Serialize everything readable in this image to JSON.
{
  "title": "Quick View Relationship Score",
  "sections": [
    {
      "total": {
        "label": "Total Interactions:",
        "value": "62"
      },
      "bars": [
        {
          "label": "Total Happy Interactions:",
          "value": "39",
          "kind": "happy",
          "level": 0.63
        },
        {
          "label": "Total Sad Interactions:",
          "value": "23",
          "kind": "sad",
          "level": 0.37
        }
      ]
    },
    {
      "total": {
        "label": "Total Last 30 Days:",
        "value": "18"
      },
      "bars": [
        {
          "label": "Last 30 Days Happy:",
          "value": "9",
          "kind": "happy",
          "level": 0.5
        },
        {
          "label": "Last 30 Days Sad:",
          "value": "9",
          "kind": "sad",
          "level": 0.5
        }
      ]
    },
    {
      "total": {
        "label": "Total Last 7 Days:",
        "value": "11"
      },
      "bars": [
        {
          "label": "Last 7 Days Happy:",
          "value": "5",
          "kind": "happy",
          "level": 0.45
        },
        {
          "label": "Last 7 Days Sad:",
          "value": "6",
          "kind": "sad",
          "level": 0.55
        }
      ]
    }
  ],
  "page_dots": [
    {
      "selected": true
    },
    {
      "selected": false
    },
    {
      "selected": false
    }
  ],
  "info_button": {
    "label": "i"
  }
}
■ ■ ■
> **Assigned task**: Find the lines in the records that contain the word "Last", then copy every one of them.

> **Response to this task**:
        "label": "Total Last 30 Days:",
          "label": "Last 30 Days Happy:",
          "label": "Last 30 Days Sad:",
        "label": "Total Last 7 Days:",
          "label": "Last 7 Days Happy:",
          "label": "Last 7 Days Sad:",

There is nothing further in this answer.